> **About this task**: For every line in the material below that holds "time", report the line.

> **Record set**:
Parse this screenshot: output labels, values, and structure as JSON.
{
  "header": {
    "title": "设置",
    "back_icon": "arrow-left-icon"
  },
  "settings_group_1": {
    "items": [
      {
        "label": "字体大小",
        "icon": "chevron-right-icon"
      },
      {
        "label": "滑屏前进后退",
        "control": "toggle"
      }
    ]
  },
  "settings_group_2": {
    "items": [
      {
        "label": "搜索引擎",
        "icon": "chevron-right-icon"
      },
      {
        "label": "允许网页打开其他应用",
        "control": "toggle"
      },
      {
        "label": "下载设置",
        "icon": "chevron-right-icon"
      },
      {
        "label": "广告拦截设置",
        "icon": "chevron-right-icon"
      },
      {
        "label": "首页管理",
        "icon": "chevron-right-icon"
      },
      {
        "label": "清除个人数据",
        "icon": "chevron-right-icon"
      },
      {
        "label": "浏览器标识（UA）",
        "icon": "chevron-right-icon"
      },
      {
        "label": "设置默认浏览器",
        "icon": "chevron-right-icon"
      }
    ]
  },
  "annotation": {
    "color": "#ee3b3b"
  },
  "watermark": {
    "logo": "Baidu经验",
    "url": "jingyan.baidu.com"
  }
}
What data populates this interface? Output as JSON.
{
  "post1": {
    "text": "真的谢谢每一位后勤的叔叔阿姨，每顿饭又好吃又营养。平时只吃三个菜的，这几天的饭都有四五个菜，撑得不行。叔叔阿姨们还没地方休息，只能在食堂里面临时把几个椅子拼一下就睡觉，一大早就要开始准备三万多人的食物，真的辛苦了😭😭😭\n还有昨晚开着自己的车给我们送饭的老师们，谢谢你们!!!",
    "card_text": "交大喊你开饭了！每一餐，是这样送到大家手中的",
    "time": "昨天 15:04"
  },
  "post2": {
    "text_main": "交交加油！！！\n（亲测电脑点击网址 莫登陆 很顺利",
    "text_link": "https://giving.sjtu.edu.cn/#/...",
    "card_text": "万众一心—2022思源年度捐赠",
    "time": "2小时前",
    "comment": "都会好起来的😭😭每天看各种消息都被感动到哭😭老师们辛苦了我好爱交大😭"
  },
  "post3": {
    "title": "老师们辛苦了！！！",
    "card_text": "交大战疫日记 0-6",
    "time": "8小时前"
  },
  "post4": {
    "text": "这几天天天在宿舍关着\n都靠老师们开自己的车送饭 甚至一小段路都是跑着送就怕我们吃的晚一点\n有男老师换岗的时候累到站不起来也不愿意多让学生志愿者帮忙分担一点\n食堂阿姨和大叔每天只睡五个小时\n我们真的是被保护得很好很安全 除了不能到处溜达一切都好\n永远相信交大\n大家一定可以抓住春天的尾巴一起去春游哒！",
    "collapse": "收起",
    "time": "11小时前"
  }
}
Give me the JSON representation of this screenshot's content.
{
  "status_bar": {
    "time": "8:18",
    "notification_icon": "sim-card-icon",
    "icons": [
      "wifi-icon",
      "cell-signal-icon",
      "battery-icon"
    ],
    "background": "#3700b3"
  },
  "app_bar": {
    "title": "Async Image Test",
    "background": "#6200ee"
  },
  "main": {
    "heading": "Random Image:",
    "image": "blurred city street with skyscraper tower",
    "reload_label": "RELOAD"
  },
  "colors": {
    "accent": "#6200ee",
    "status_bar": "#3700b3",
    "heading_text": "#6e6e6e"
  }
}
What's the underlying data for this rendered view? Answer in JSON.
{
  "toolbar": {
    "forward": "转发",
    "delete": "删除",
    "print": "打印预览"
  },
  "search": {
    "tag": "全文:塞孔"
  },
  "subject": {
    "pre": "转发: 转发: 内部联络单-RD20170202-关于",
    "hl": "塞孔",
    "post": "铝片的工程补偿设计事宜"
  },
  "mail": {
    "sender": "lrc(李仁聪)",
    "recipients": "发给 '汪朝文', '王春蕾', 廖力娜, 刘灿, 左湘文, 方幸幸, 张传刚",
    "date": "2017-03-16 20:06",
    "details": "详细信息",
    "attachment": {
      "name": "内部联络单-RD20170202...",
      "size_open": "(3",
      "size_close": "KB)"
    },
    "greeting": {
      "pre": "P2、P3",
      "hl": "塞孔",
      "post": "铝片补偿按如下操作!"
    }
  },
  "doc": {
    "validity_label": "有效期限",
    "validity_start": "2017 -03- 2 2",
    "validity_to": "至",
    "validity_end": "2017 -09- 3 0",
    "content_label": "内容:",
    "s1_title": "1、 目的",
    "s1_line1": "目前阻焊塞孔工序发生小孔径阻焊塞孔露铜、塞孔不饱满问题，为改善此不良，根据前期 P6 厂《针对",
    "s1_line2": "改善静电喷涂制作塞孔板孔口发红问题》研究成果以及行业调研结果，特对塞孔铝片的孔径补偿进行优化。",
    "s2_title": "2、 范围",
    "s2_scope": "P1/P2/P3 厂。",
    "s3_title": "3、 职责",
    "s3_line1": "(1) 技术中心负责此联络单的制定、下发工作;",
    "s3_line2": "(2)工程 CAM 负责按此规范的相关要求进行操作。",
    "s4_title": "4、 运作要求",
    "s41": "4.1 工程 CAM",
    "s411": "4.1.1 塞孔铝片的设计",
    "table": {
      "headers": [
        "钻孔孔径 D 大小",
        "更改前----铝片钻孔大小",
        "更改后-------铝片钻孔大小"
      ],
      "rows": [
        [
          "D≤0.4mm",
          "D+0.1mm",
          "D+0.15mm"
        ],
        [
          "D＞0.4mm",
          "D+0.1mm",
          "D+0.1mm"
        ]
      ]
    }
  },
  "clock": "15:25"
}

> **Output for this exercise**:
    "time": "昨天 15:04"
    "time": "2小时前",
    "time": "8小时前"
    "time": "11小时前"
    "time": "8:18",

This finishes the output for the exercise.